Re-balancing global resources: Manipulating toxic prussic acid (dhurrin) to improve nitrogen use efficiency in forage sorghum in a changing climate

  • Gleadow, Roslyn (Primary Chief Investigator (PCI))
  • Cavagnaro, Timothy, (Chief Investigator (CI))
  • Hamill, John, (Chief Investigator (CI))
  • Moeller, Birger (Partner Investigator (PI))

Project: Research

Project Description

Leaves of forage sorghum contain a natural product called dhurrin that breaks down to release toxic prussic acid (cyanide) when chewed. This reduces animal production and even kills stock. New low-dhurrin mutants developed by us using non-GM methods grow well but they have elevated levels of toxic nitrate instead. Increasing drought and CO2 may make the problem worse. We aim to produce less toxic plants that use less fertilizer (a big cost for farmers) by re-balancing the allocation of resources towards growth. We will use novel developments in plant hormones and classical ecophysiology to facilitate the development of germ plasm better adapted to current and future environmental conditions.
StatusFinished
Effective start/end date4/01/1027/08/13
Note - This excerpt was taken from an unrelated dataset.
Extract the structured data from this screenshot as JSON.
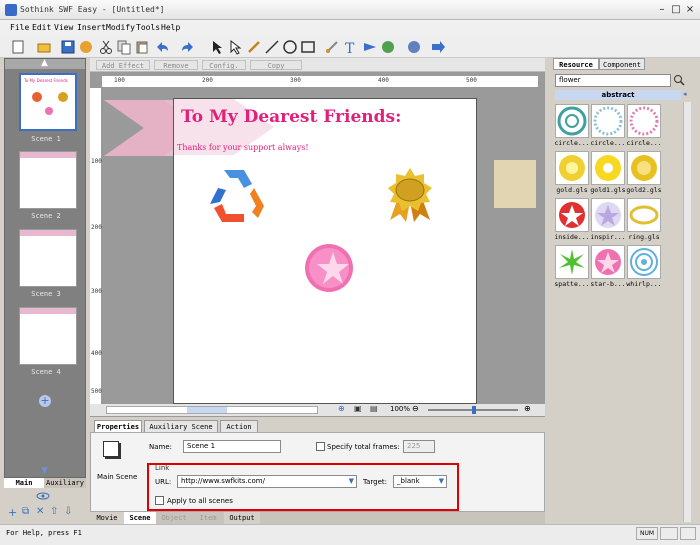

Funding

  • Australian Research Council (ARC): AUD270,000.00
  • Pacific Seeds Pty Ltd: AUD179,933.00
  • Monash University